by Dr. Terry Stoops
Former Director of the Center for Effective Education, John Locke Foundation
According to the News & Observer, a group of college professors have planned a get-together on March 28 to discuss how much they dislike conservatives. I do not know why this is news. Professors talk about how much they loathe conservatives every day. I suppose the difference is that this particular group therapy session includes professors from different institutions of higher learning.
The discussion will be held in the comfortable confines of the Sanford School of Public Policy at Duke University. That’s hilarious. Apparently, they want to criticize those in Raleigh but not meet too close to Raleigh. Mingling with us mere mortals is dangerous business.
Anyway, what are their concerns? According to their press release,
Laws already passed and in the works will impede economic recovery, restrict democracy, stifle critical thought and undercut a century of reforms to promote opportunity, widely shared prosperity, and the common good. This radical u-turn in policy demands public scrutiny and discussion, which the forum aims to encourage.
I should point out that forced sterilization (eugenics) was sold to the public on the basis that it served the common good to sterilize mentally ill and indigent folks. I know. That is a sore subject for progressives and their intellectual allies. But, hey, their press release mentions a “century of reforms” and North Carolina’s eugenics program occurred in the last century. Regardless, forced sterilization will not be on their agenda.
That is not to say eugenics is irrelevant. You see, professors often lament that our world (or state) does not correspond to their vision of our world (or state). When the distance between their vision and reality widens, you get “public scrutiny and discussion” on March 28 at Duke University.

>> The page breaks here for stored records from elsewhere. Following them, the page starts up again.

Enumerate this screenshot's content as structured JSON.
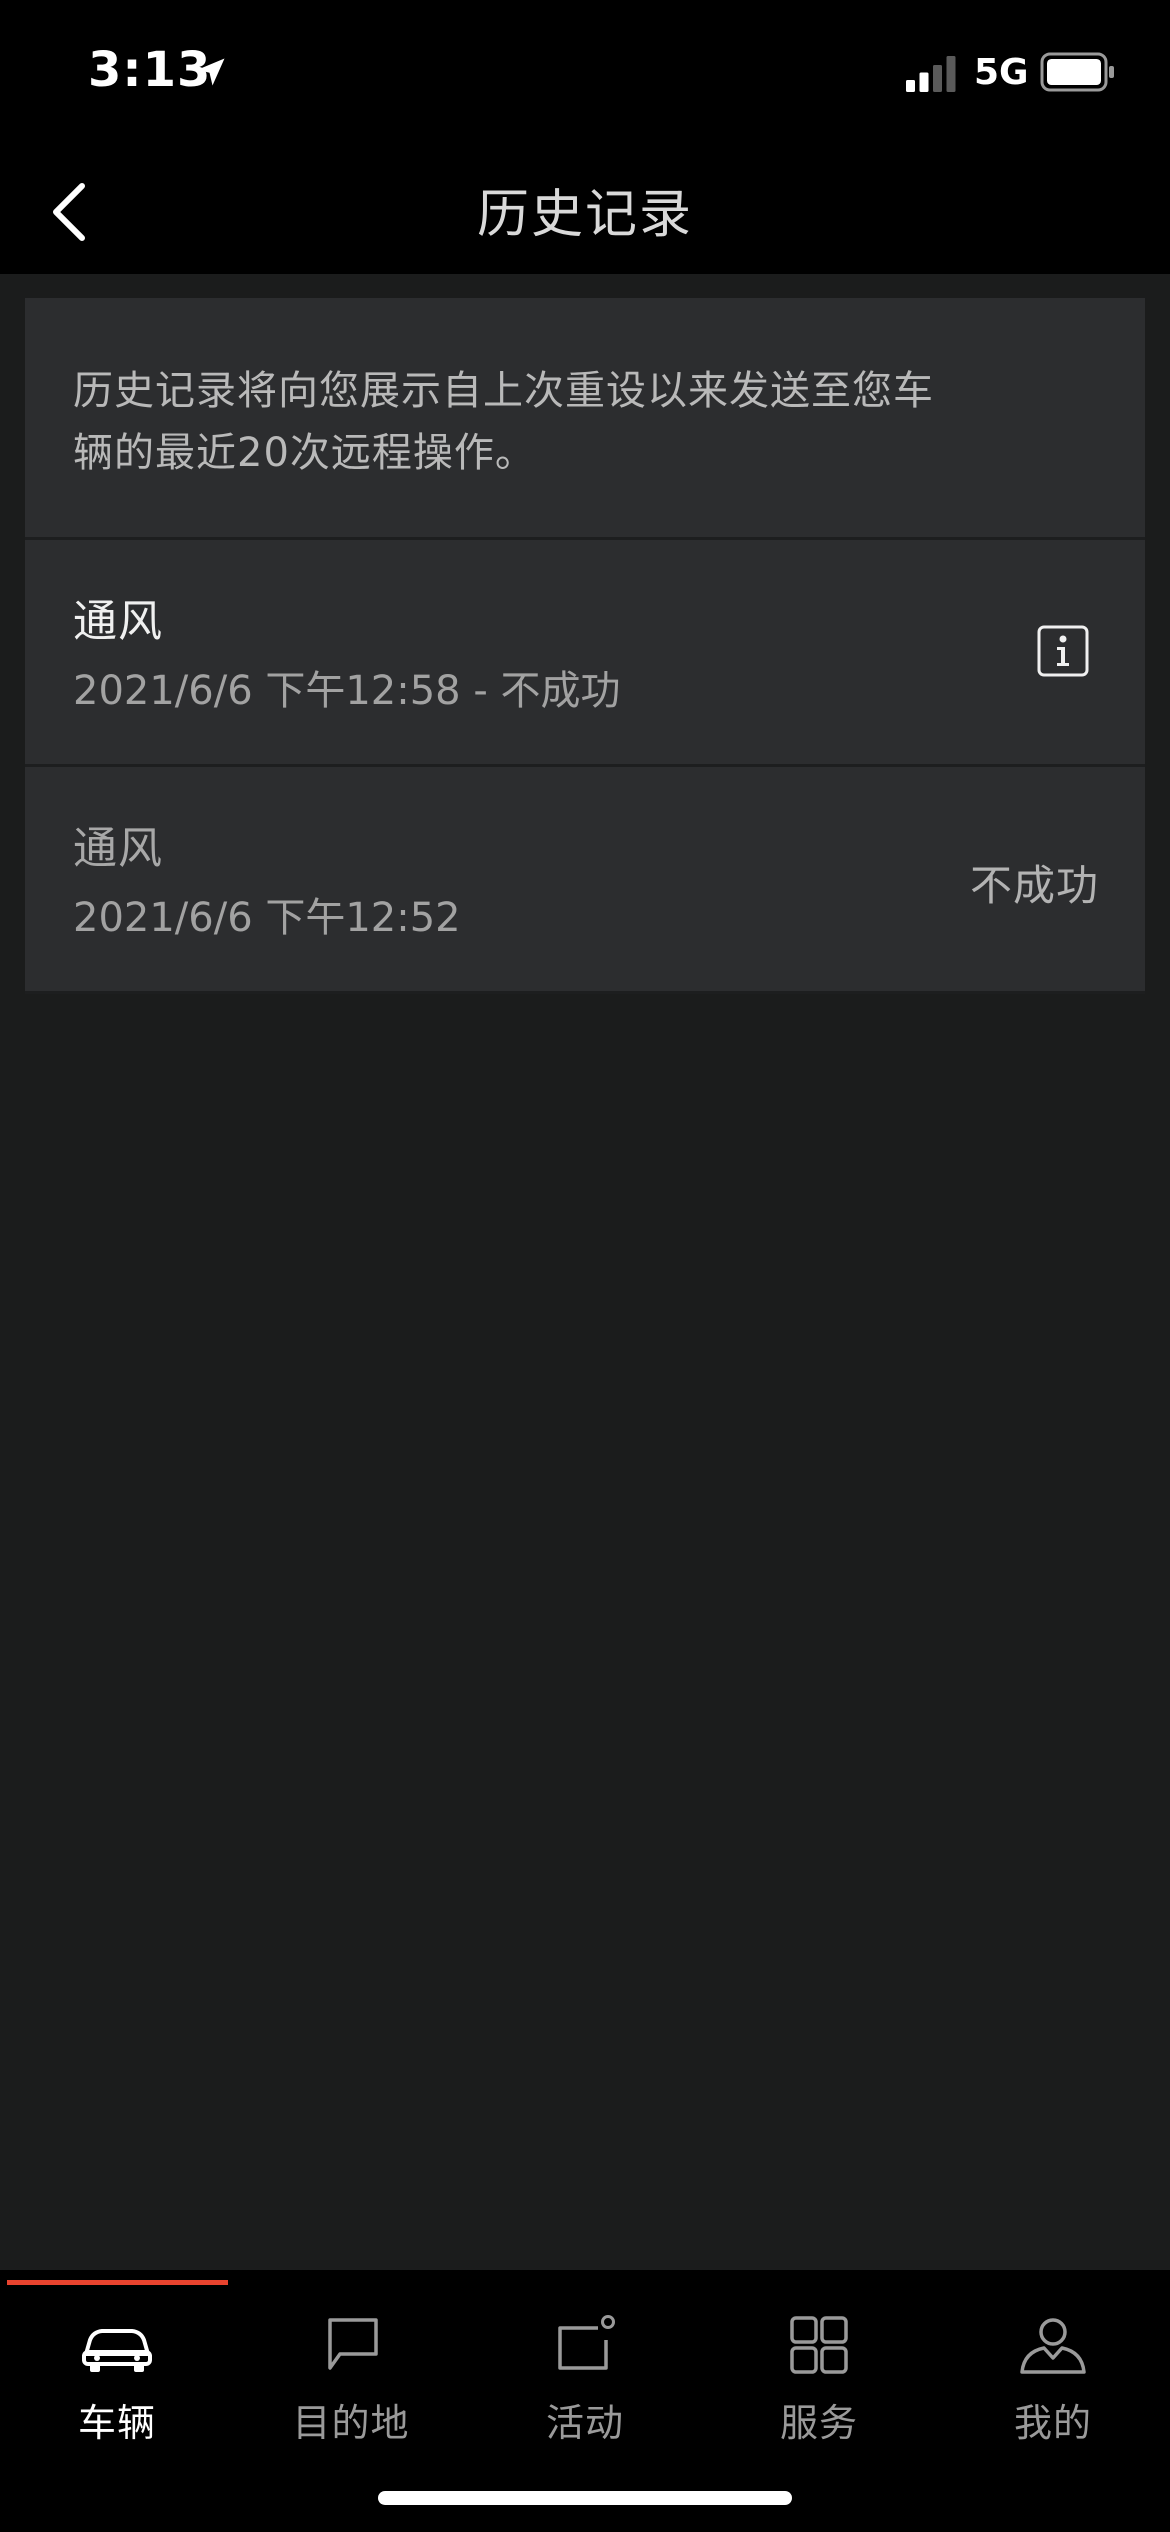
{
  "status_bar": {
    "time": "3:13",
    "network": "5G",
    "location_icon": "location-arrow-icon",
    "signal_icon": "cellular-signal-icon",
    "battery_icon": "battery-icon"
  },
  "nav": {
    "title": "历史记录",
    "back_icon": "chevron-left-icon"
  },
  "intro": {
    "text": "历史记录将向您展示自上次重设以来发送至您车\n辆的最近20次远程操作。"
  },
  "history": [
    {
      "title": "通风",
      "subtitle": "2021/6/6 下午12:58 - 不成功",
      "trailing_icon": "info-icon"
    },
    {
      "title": "通风",
      "subtitle": "2021/6/6 下午12:52",
      "status": "不成功"
    }
  ],
  "tabs": [
    {
      "label": "车辆",
      "icon": "car-icon",
      "active": true
    },
    {
      "label": "目的地",
      "icon": "chat-bubble-icon",
      "active": false
    },
    {
      "label": "活动",
      "icon": "notification-square-icon",
      "active": false
    },
    {
      "label": "服务",
      "icon": "grid-icon",
      "active": false
    },
    {
      "label": "我的",
      "icon": "user-icon",
      "active": false
    }
  ],
  "colors": {
    "accent": "#e8432e",
    "background": "#1b1c1c",
    "card": "#2c2d2f"
  }
}
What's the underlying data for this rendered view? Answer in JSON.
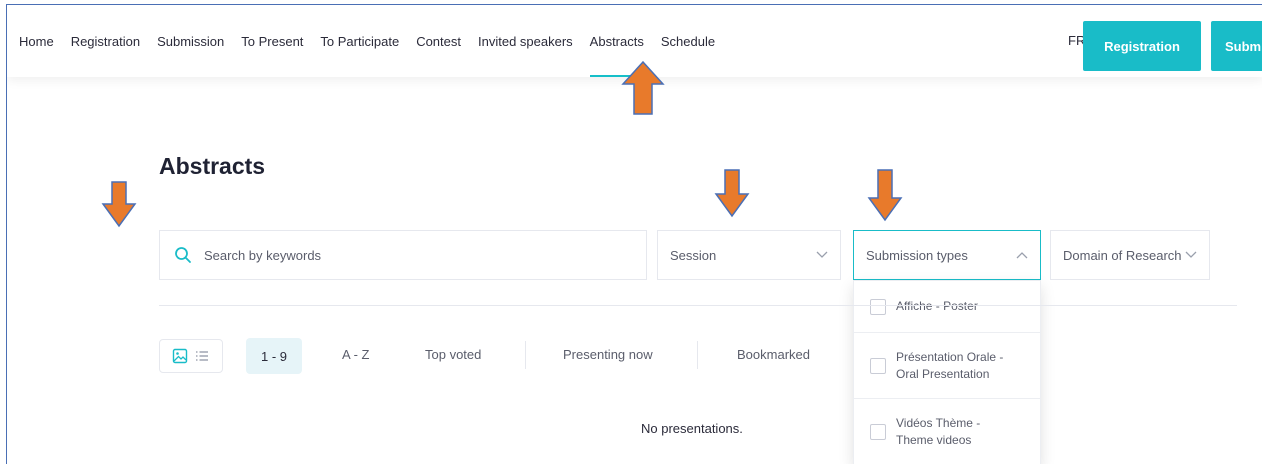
{
  "nav": {
    "items": [
      "Home",
      "Registration",
      "Submission",
      "To Present",
      "To Participate",
      "Contest",
      "Invited speakers",
      "Abstracts",
      "Schedule"
    ],
    "active": "Abstracts",
    "lang": "FR",
    "registration_button": "Registration",
    "submit_button": "Subm"
  },
  "page": {
    "title": "Abstracts"
  },
  "filters": {
    "search_placeholder": "Search by keywords",
    "session_label": "Session",
    "submission_types_label": "Submission types",
    "domain_label": "Domain of Research",
    "submission_type_options": [
      {
        "line1": "Affiche - Poster",
        "line2": ""
      },
      {
        "line1": "Présentation Orale -",
        "line2": "Oral Presentation"
      },
      {
        "line1": "Vidéos Thème -",
        "line2": "Theme videos"
      }
    ]
  },
  "sort": {
    "range": "1 - 9",
    "az": "A - Z",
    "top_voted": "Top voted",
    "presenting_now": "Presenting now",
    "bookmarked": "Bookmarked"
  },
  "empty_message": "No presentations.",
  "colors": {
    "accent": "#19bcc8",
    "annotation_arrow": "#e87a2b",
    "arrow_outline": "#4a6fb5"
  },
  "icons": [
    "search-icon",
    "chevron-down-icon",
    "chevron-up-icon",
    "image-view-icon",
    "list-view-icon",
    "annotation-arrow-up",
    "annotation-arrow-down"
  ]
}
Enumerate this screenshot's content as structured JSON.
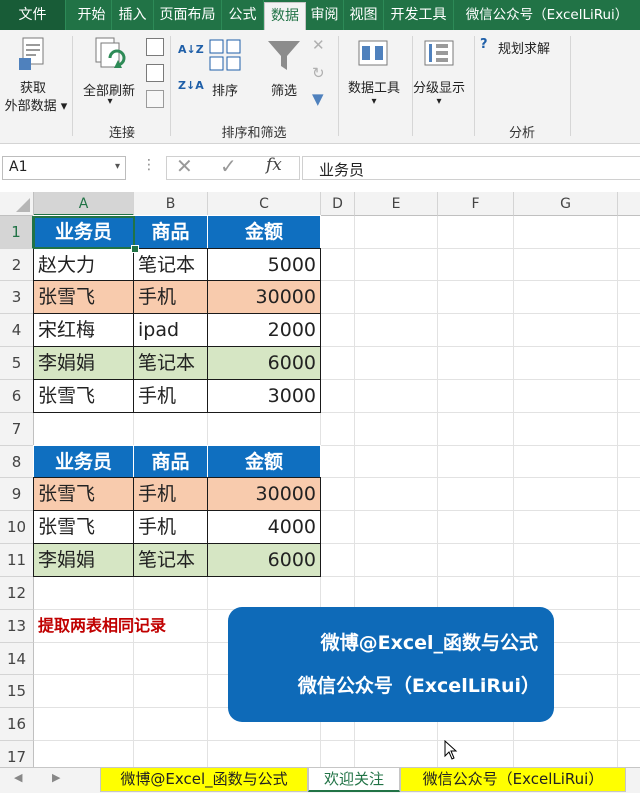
{
  "ribbon_tabs": [
    "文件",
    "开始",
    "插入",
    "页面布局",
    "公式",
    "数据",
    "审阅",
    "视图",
    "开发工具",
    "微信公众号（ExcelLiRui）"
  ],
  "ribbon": {
    "get_external_1": "获取",
    "get_external_2": "外部数据",
    "refresh_all": "全部刷新",
    "group_connections": "连接",
    "sort": "排序",
    "filter": "筛选",
    "group_sort_filter": "排序和筛选",
    "data_tools": "数据工具",
    "outline": "分级显示",
    "solver": "规划求解",
    "group_analysis": "分析",
    "sort_az_icon": "A↓Z",
    "sort_za_icon": "Z↓A"
  },
  "formula_bar": {
    "name_box": "A1",
    "fx": "fx",
    "content": "业务员"
  },
  "columns": [
    "A",
    "B",
    "C",
    "D",
    "E",
    "F",
    "G"
  ],
  "rows": [
    "1",
    "2",
    "3",
    "4",
    "5",
    "6",
    "7",
    "8",
    "9",
    "10",
    "11",
    "12",
    "13",
    "14",
    "15",
    "16",
    "17"
  ],
  "table1": {
    "headers": [
      "业务员",
      "商品",
      "金额"
    ],
    "rows": [
      [
        "赵大力",
        "笔记本",
        "5000"
      ],
      [
        "张雪飞",
        "手机",
        "30000"
      ],
      [
        "宋红梅",
        "ipad",
        "2000"
      ],
      [
        "李娟娟",
        "笔记本",
        "6000"
      ],
      [
        "张雪飞",
        "手机",
        "3000"
      ]
    ]
  },
  "table2": {
    "headers": [
      "业务员",
      "商品",
      "金额"
    ],
    "rows": [
      [
        "张雪飞",
        "手机",
        "30000"
      ],
      [
        "张雪飞",
        "手机",
        "4000"
      ],
      [
        "李娟娟",
        "笔记本",
        "6000"
      ]
    ]
  },
  "note": "提取两表相同记录",
  "banner": {
    "line1": "微博@Excel_函数与公式",
    "line2": "微信公众号（ExcelLiRui）"
  },
  "sheets": [
    "微博@Excel_函数与公式",
    "欢迎关注",
    "微信公众号（ExcelLiRui）"
  ],
  "colors": {
    "excel_green": "#217346",
    "header_blue": "#0f6fc0",
    "highlight_orange": "#f8cbad",
    "highlight_green": "#d6e6c4",
    "note_red": "#c00000",
    "banner_blue": "#0e6ab8",
    "sheet_tab_yellow": "#ffff00"
  }
}
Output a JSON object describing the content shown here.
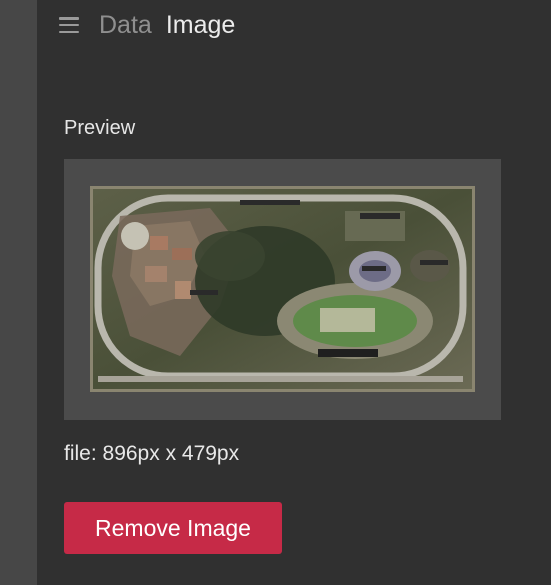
{
  "header": {
    "menu_icon": "hamburger-menu-icon",
    "breadcrumb": "Data",
    "title": "Image"
  },
  "preview": {
    "label": "Preview",
    "image_content": "aerial-satellite-photo"
  },
  "file_info": "file: 896px x 479px",
  "remove_button_label": "Remove Image",
  "colors": {
    "background": "#303030",
    "side_strip": "#474747",
    "preview_box": "#4b4b4b",
    "remove_button": "#c62a47"
  }
}
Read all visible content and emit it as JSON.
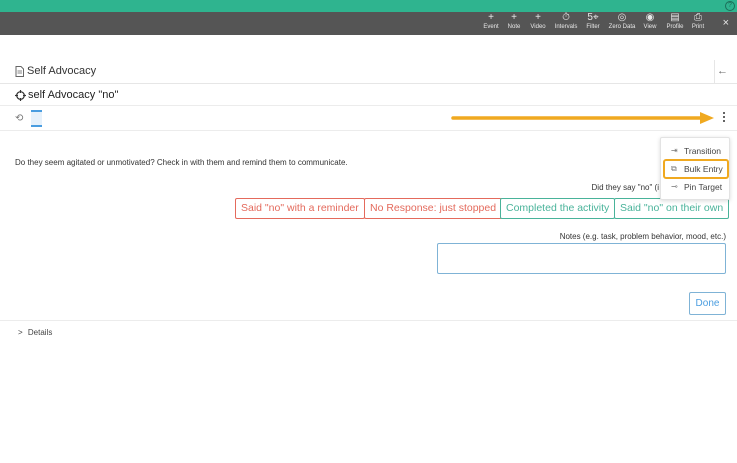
{
  "header": {
    "help_label": "?"
  },
  "toolbar": {
    "items": [
      {
        "icon": "plus-icon",
        "glyph": "+",
        "label": "Event"
      },
      {
        "icon": "plus-icon",
        "glyph": "+",
        "label": "Note"
      },
      {
        "icon": "plus-icon",
        "glyph": "+",
        "label": "Video"
      },
      {
        "icon": "stopwatch-icon",
        "glyph": "⏱",
        "label": "Intervals"
      },
      {
        "icon": "target-filter-icon",
        "glyph": "5⌖",
        "label": "Filter"
      },
      {
        "icon": "zero-data-icon",
        "glyph": "◎",
        "label": "Zero Data"
      },
      {
        "icon": "eye-icon",
        "glyph": "◉",
        "label": "View"
      },
      {
        "icon": "profile-card-icon",
        "glyph": "▤",
        "label": "Profile"
      },
      {
        "icon": "printer-icon",
        "glyph": "⎙",
        "label": "Print"
      }
    ],
    "close_glyph": "×"
  },
  "program": {
    "title": "Self Advocacy",
    "back_glyph": "←"
  },
  "target": {
    "title": "self Advocacy \"no\""
  },
  "history": {
    "icon_glyph": "⟲"
  },
  "session": {
    "prompt": "Do they seem agitated or unmotivated?  Check in with them and remind them to communicate.",
    "question": "Did they say \"no\" (i",
    "options": [
      "Said \"no\" with a reminder",
      "No Response: just stopped",
      "Completed the activity",
      "Said \"no\" on their own"
    ],
    "notes_label": "Notes (e.g. task, problem behavior, mood, etc.)",
    "notes_value": "",
    "done_label": "Done",
    "details_label": "Details",
    "details_glyph": ">"
  },
  "menu": {
    "items": [
      {
        "glyph": "⇥",
        "label": "Transition"
      },
      {
        "glyph": "⧉",
        "label": "Bulk Entry"
      },
      {
        "glyph": "⊸",
        "label": "Pin Target"
      }
    ]
  },
  "colors": {
    "teal": "#2fb48f",
    "toolbar": "#555555",
    "highlight": "#f0a920",
    "red": "#e46a5c",
    "green": "#49b39a",
    "blue": "#4a9de0"
  }
}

When the distance between their vision and reality narrows, you get social engineering.
When the distance between their vision and reality widens, you also get op-eds like the one recently published in the News & Observer. Two professors, Samuel Odom or UNC-Chapel Hill and Kenneth Dodge of Duke University, complain that “NC lawmakers should enlist expert aid about how to invest in early education.” They offer two recommendations,
First, they [Governor McCrory and state legislators] should include the early childhood experts who created and now lead our nationally recognized programs because they know the science of child development. Second, they should include third-party scientific researchers, like those at our universities, because they can provide objective evidence about the effectiveness and economic returns on investment in early care and education for poor children.
The truth is that neither Odom nor Dodge know if our elected officials consult with experts in child development or early childhood education. They assume that “experts” have not been included because the state’s preschool programs do not reflect the prekindergarten Shangri-La envisioned by their experts.
I am not an expert in the field, but I can save the state a great deal of time and money spent on consulting fees by summarizing what every one of their experts will say – SPEND A LOT MORE TAXPAYER MONEY ON EARLY CHILDHOOD EDUCATION. You’re welcome.
Overall, I appreciate the fact that college professors are taking an interest in policy and politics. I welcome their contribution to a discussion and debate that has existed long before their arrival.